That’s the first thought I have when my cell phone won’t stop ringing. Its early autumn and I’m at one of several in a string of trade shows on my 3rd quarter schedule. I’m 29 years old and I live out of a suitcase. I’m not even sure what city I’m in, what brand of hotel I slept in that night, or if I’m alone or not.
But the damned phone won’t stop ringing so I roll over and locate it. It’s my mother and she’s yelling at me about something. I can’t understand her. Perhaps I shouldn’t have had that last drink at the bar the night before because my head is throbbing.
She’s mumbling something about a plane. And not having a copy of my latest itinerary.
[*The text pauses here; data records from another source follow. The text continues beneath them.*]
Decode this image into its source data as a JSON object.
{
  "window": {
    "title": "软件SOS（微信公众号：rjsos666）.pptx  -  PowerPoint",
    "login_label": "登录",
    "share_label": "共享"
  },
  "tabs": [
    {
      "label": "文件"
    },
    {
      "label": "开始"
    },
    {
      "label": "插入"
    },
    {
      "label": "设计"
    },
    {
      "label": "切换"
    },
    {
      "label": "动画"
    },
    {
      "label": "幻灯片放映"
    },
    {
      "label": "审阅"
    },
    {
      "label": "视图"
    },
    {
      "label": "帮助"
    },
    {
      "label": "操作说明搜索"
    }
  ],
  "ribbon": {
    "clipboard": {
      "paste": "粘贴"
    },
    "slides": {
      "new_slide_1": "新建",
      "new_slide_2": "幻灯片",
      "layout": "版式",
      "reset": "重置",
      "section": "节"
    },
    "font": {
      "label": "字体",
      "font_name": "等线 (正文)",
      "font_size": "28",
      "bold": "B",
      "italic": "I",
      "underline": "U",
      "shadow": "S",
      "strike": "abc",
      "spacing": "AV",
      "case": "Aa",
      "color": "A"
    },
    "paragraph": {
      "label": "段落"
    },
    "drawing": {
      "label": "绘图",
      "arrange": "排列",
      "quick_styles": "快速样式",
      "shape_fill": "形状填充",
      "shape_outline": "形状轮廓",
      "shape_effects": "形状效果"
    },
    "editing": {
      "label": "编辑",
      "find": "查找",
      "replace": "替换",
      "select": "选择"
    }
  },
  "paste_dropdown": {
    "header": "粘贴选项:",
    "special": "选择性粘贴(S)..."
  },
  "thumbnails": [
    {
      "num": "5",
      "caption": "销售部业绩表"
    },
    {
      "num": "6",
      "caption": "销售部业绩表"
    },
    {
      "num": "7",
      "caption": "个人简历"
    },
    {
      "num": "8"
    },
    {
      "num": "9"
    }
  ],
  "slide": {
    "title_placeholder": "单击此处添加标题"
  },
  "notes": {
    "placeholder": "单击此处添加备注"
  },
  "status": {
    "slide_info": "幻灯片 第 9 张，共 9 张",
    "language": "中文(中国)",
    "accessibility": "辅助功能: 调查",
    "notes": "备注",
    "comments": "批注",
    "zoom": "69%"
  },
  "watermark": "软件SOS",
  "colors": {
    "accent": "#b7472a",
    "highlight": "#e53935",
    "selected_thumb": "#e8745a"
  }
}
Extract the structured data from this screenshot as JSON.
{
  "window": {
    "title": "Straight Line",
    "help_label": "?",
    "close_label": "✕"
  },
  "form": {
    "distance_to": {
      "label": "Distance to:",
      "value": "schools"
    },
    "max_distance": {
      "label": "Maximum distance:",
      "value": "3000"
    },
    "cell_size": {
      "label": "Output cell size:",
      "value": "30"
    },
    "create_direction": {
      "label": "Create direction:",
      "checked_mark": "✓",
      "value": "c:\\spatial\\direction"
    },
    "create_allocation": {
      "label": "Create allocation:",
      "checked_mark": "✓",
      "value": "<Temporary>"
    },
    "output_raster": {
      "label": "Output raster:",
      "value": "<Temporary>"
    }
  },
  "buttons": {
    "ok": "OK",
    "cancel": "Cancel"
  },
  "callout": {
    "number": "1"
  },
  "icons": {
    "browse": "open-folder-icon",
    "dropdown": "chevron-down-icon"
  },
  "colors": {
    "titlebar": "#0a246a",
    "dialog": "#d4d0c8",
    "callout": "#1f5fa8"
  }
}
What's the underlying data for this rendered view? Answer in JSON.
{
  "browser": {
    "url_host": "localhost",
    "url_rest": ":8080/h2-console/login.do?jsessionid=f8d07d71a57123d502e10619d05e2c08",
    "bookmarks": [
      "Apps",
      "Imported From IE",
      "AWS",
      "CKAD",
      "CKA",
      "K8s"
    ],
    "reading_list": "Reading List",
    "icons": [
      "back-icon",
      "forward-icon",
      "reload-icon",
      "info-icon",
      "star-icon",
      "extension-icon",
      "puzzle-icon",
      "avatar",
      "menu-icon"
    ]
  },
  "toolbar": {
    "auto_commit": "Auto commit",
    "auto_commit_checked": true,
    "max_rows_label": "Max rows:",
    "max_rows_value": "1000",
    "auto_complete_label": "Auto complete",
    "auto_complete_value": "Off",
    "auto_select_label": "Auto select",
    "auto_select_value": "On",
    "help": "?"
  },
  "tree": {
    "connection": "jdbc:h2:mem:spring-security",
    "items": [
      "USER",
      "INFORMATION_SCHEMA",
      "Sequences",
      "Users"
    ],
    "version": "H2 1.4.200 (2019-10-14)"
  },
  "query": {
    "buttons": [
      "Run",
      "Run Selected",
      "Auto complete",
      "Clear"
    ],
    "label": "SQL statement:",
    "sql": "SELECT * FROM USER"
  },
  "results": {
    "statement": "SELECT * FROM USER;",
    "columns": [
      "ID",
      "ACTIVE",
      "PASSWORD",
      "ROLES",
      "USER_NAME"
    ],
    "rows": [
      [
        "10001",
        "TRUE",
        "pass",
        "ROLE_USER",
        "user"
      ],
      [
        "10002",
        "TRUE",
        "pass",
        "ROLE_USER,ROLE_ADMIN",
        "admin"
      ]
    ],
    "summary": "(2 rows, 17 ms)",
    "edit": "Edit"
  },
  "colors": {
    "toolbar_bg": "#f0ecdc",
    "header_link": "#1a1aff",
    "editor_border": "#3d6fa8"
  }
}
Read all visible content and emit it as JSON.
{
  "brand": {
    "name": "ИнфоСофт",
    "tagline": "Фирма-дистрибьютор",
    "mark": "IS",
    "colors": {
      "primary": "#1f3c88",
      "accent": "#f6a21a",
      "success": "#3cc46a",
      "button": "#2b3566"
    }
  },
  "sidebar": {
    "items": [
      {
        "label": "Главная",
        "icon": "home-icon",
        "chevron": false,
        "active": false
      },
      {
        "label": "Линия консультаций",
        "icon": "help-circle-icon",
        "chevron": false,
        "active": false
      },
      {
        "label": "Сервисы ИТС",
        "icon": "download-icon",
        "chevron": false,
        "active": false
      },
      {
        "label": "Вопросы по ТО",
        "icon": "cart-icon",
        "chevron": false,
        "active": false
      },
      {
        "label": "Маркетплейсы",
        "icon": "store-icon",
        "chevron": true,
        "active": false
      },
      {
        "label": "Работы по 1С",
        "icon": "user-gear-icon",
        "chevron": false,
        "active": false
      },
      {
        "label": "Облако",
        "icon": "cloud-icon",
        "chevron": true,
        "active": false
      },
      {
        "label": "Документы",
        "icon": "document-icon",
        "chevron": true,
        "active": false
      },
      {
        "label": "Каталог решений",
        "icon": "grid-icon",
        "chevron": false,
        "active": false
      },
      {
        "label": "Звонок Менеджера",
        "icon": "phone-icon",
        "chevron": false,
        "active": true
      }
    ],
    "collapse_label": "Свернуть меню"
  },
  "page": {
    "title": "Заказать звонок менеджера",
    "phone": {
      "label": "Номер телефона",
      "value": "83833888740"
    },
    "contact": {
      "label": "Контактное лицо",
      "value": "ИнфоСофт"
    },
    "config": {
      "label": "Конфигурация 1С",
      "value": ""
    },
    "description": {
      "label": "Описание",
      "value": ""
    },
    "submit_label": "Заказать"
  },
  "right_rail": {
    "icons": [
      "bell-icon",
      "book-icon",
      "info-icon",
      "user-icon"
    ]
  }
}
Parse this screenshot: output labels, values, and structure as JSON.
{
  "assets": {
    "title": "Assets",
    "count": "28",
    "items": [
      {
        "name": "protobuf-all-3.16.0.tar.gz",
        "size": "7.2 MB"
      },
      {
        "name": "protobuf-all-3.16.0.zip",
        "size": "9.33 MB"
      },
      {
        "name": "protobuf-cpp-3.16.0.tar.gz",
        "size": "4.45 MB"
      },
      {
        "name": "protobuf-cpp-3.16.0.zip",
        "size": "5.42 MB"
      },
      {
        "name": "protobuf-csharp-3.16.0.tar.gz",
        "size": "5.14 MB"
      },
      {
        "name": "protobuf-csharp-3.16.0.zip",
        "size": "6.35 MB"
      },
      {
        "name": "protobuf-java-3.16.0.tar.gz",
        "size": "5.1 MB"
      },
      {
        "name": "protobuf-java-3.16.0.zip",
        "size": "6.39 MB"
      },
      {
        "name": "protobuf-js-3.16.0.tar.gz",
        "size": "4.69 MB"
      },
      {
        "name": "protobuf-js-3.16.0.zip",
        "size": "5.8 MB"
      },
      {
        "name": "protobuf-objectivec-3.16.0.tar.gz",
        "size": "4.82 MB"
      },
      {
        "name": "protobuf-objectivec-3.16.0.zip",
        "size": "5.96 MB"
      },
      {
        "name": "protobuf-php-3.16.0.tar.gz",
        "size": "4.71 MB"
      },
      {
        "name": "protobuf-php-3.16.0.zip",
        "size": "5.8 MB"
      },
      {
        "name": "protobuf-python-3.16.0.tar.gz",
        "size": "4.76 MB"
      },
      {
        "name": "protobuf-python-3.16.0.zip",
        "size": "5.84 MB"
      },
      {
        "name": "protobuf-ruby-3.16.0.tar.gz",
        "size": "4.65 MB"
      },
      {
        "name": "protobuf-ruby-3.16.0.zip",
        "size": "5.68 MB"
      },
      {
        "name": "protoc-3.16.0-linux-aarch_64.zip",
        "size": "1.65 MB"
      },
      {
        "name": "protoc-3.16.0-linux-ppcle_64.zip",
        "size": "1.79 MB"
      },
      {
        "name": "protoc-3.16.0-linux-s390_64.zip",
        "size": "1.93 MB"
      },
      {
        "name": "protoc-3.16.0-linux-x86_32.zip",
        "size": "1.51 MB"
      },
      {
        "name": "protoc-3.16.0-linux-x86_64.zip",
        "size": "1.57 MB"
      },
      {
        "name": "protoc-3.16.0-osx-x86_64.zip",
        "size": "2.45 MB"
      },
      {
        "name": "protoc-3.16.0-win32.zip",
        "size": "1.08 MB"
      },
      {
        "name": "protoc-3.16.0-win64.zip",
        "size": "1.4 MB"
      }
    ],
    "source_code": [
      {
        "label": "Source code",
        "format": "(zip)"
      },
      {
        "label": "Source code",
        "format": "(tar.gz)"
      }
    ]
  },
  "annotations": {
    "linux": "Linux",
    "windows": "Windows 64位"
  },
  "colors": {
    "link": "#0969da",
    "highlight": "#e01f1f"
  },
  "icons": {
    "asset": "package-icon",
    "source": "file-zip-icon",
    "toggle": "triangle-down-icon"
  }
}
I’m getting ready to hang up on her because I’m convinced this is part of some weird jet lag induced dream. And then I hear this part clearly…
Turn on the television. An airplane just flew into a building in New York City.
Okay, I say, hanging up. I switch on the television to see black smoke billowing out of one of the World Trade Center towers. I recognize them as I had just visited them a couple months before on a side weekend from my regular work travels.
And then seconds later, I see the second plane coming. And impact.
I run to the bathroom and barely make it before I throw up, bile burning the back of my throat.
Shaking I stand up and walk back in the bedroom, trying to remember where I am.
It’s a Tuesday.
I’m in San Diego.
I’m supposed to be boarding a plane in a few hours to head home to Texas.
But I’m not going anywhere.
I strip off my clothes and turn on the shower and sit on the floor and cry.
I feel violated. Air world is my domain. And it’s being attacked. On my native soil.
I pull myself together and go through the grown up business of locating the members of my team, who are in a half-dozen different cities and figuring out the logistics of tearing down the trade show exhibit (at the show that has been abruptly cancelled).
In that time, two more planes crash. The world of aviation grinds to a halt.
And I return to the hotel, curl up under the covers, and refuse to sleep – the amber glow of CNN serving as a nightlight to keep the boogieman at bay.
My snow globe world of airplanes and travel has been smashed to pieces.